On steel the adhesion values with or without primer are of the same order of magnitude (cohesive failure of the epoxy adhesive between polyurea film and the pull-off adhesive test's dolly).
Also on plywood the adhesion with or without primer is similar.
- On fiber cement board all primers, except for the emulsifiable MDI, perform less effectively.
Adhesion on Concrete
|Table 10 / Adhesion on Concrete (N/mm2) Click to enlarge|
The influence of temperature and humidity content on the adhesion performance on concrete is summed up in Table 10. The following conclusions can be made.
Without primer, the adhesion is insufficient at 8 deg C. A primer is recommended.
At 8 deg C epoxy primer 1 performs better than epoxy primer 2.
For all systems applied at 23 deg C, a cohesive substrate failure is observed.
Polyurea holds a unique position in the coatings industry as well as in the polyurethane coatings industry. The new developments both for the raw material and the application equipment have enlarged the application portfolio considerably.
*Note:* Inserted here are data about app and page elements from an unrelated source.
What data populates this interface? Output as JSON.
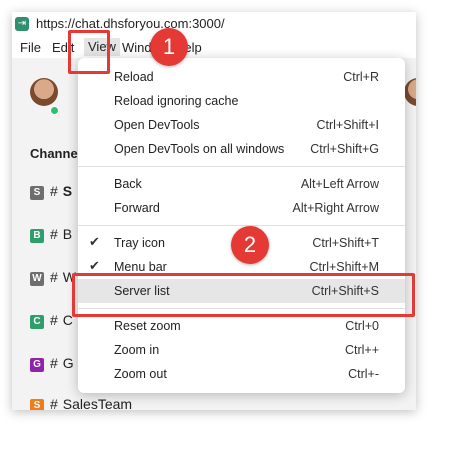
{
  "window": {
    "url": "https://chat.dhsforyou.com:3000/"
  },
  "menubar": {
    "file": "File",
    "edit": "Edit",
    "view": "View",
    "window": "Window",
    "help": "Help"
  },
  "sidebar": {
    "channels_heading": "Channels",
    "channels": [
      {
        "badge": "S",
        "name": "S",
        "color": "#6e6e6e"
      },
      {
        "badge": "B",
        "name": "B",
        "color": "#2e9e6b"
      },
      {
        "badge": "W",
        "name": "W",
        "color": "#6e6e6e"
      },
      {
        "badge": "C",
        "name": "C",
        "color": "#2e9e6b"
      },
      {
        "badge": "G",
        "name": "G",
        "color": "#8e24aa"
      },
      {
        "badge": "S",
        "name": "SalesTeam",
        "color": "#ef7d1a"
      }
    ]
  },
  "view_menu": {
    "items": [
      {
        "label": "Reload",
        "shortcut": "Ctrl+R"
      },
      {
        "label": "Reload ignoring cache",
        "shortcut": ""
      },
      {
        "label": "Open DevTools",
        "shortcut": "Ctrl+Shift+I"
      },
      {
        "label": "Open DevTools on all windows",
        "shortcut": "Ctrl+Shift+G"
      },
      {
        "label": "Back",
        "shortcut": "Alt+Left Arrow"
      },
      {
        "label": "Forward",
        "shortcut": "Alt+Right Arrow"
      },
      {
        "label": "Tray icon",
        "shortcut": "Ctrl+Shift+T",
        "checked": true
      },
      {
        "label": "Menu bar",
        "shortcut": "Ctrl+Shift+M",
        "checked": true
      },
      {
        "label": "Server list",
        "shortcut": "Ctrl+Shift+S",
        "highlighted": true
      },
      {
        "label": "Reset zoom",
        "shortcut": "Ctrl+0"
      },
      {
        "label": "Zoom in",
        "shortcut": "Ctrl++"
      },
      {
        "label": "Zoom out",
        "shortcut": "Ctrl+-"
      }
    ]
  },
  "callouts": {
    "one": "1",
    "two": "2",
    "color": "#e53935"
  },
  "icons": {
    "app": "app-logo-icon",
    "check": "checkmark-icon",
    "hash": "hash-icon"
  }
}
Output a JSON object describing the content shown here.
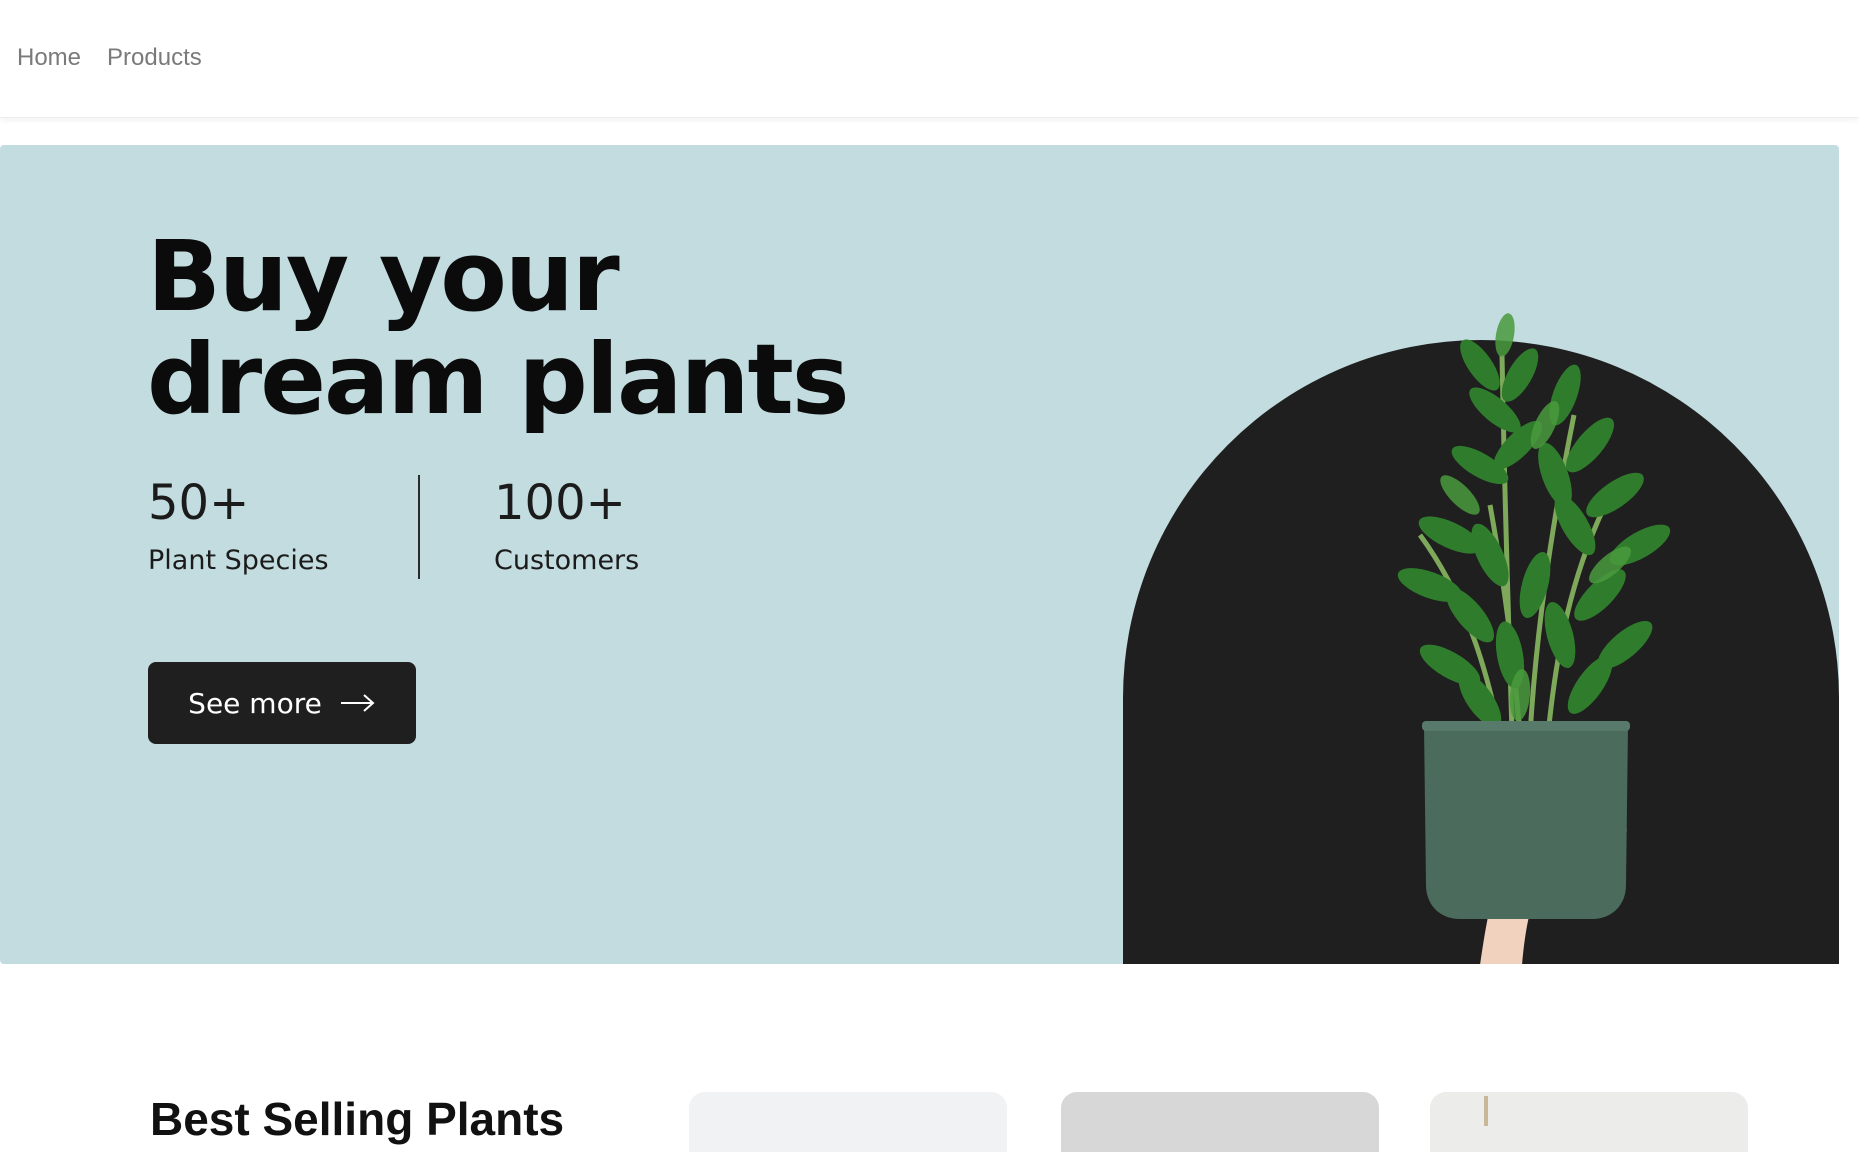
{
  "nav": {
    "links": [
      "Home",
      "Products"
    ]
  },
  "hero": {
    "title_line1": "Buy your",
    "title_line2": "dream plants",
    "stats": [
      {
        "value": "50+",
        "label": "Plant Species"
      },
      {
        "value": "100+",
        "label": "Customers"
      }
    ],
    "cta_label": "See more",
    "cta_icon": "arrow-right-icon",
    "image": "plant-in-pot"
  },
  "best_selling": {
    "title": "Best Selling Plants"
  },
  "colors": {
    "hero_background": "#c2dcdf",
    "arch": "#1f1f1f",
    "button": "#1f1f1f",
    "text": "#0b0b0b",
    "nav_link": "#7a7a7a"
  }
}
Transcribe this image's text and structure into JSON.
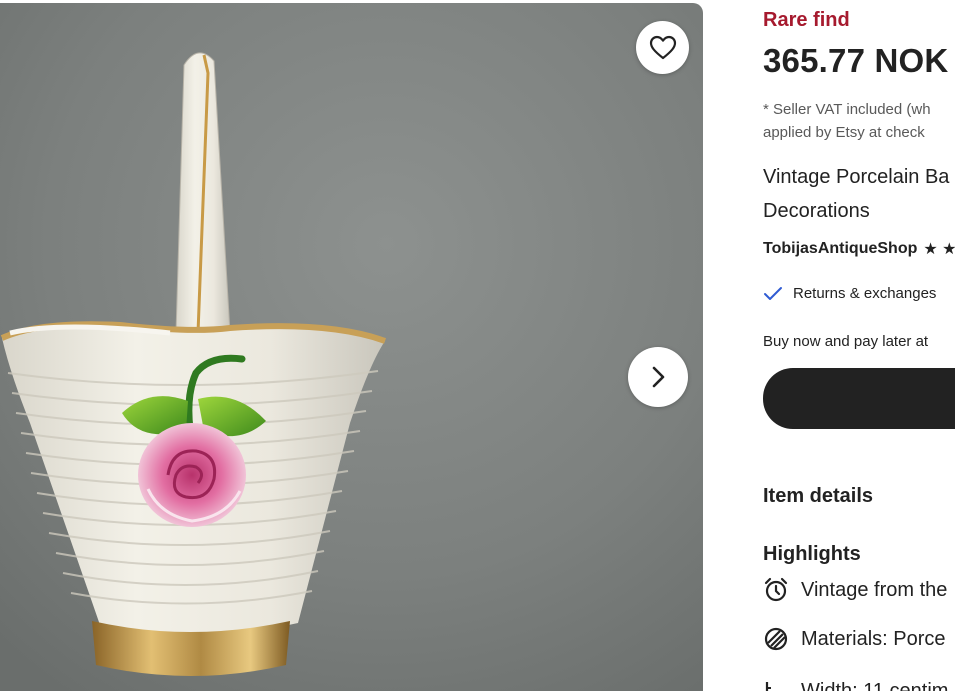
{
  "gallery": {
    "image_alt": "Vintage porcelain basket with rose decoration",
    "favorite_icon": "heart-icon",
    "next_icon": "chevron-right-icon"
  },
  "listing": {
    "badge": "Rare find",
    "price": "365.77 NOK",
    "vat_line1": "* Seller VAT included (wh",
    "vat_line2": "applied by Etsy at check",
    "title_line1": "Vintage Porcelain Ba",
    "title_line2": "Decorations",
    "shop_name": "TobijasAntiqueShop",
    "rating_stars": "★ ★",
    "returns_text": "Returns & exchanges",
    "buy_later": "Buy now and pay later at"
  },
  "details": {
    "item_details_heading": "Item details",
    "highlights_heading": "Highlights",
    "highlights": [
      {
        "icon": "alarm-clock-icon",
        "text": "Vintage from the"
      },
      {
        "icon": "materials-icon",
        "text": "Materials: Porce"
      },
      {
        "icon": "ruler-icon",
        "text": "Width: 11 centim"
      }
    ]
  },
  "colors": {
    "rare_find": "#a61a2e",
    "primary_button": "#222222",
    "check": "#2f5bd3"
  }
}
The important advantages of polyurea spray coatings are their reactivity, water insensitivity, low temperature curing, and their unique physical and chemical properties.
Despite its high raw-material cost, polyurea can still be the most cost-effective system available at present for consequent and specific projects.
Polyurea coatings will not replace all other systems, but have their place in high growth niche coatings markets. If one or more of the unique performance properties are met, polyurea can be the best or even the only suitable solution available depending on end-properties required or application conditions.
The ultimate success of a polyurea system for a project will always be dependent on the involvement of the four key players, namely the raw material supplier, the equipment manufacturer, the systems house and the applicator.
This article was presented at the European Coatings Conference in Berlin in March 2002.
For more information on polyurea spray coatings, contact Marc Broekaert, Application and Product Development Manager, Coatings, Huntsman Polyurethanes, Everslaan 45, B3078 Everberg, Belgium; phone +32/2.758.8814; or e-mail email@example.com.
1 Van Tongelen, J. "Untapped Potential," guest editorial, European Coatings J., Jan.-Feb. 2001.
2 Godinich, C. "Polyurea: A Market Overview", European Coatings J., Oct. 2000, p. 54.
3 Primeaux II, D.J. "Fast-Curing Polyurea Spray Elastomers Rapidly Spreading in Commercial Use", Urethanes Technology, October-November 2000, p. 37.
4 Primeaux II, D.J. "Spray Polyurea Versatile High Performance Elastomer for the Polyurethane Industry", Polyurethanes 89 - Proceedings of the 32nd Annual Technical/Marketing Conference, SPI, San Francisco, October 1989, p. 126.
5 Perez, A.; Johnston, J.A. "Performance and Processing Enhancements of Aromatic Polyurea Elastomer Systems Prepared from High 2,4'-MDI Isocyanates", Proceedings of the Polyurethanes Conference 2000, October 8-11, 2000, Boston.
6 Broekaert, M.; Pille-Wolf, W. "The Influence of Isomer Composition and Functionality on the Final Properties of Aromatic Polyurea Spray Coatings", Proceedings of the Utech 2000 Conference, The Hague.
7 Broekaert, M. "Modified MDI-Prepolymers Improve the Initial Physical Properties and Reduce the 'In-Service' Time of Aromatic Polyurea Coatings", Proceedings of the 6th N*rnberg Congress - Creative Advances in Coatings Technology, April 2-4 , 2001, N*rnberg, p. 761.
8 Broekaert, M. "Profits in the Pipeline", Polymer Paints Colour J., July 2001, p. 18.
9 Perez Jr., A.; Shen, C.C. "Performance Enhancements of Aromatic Polyurea Spray Coatings by the Use of Conventional Primer Systems", presented at the Polyurea Development Association in New Orleans, November 29 - December 1, 2000.
10 Gusmer Corp., Direct Impingement Mixing for the Spraying of Polyurea, 1st Annual PDA meeting, 30/11-1/12/2000, New Orleans.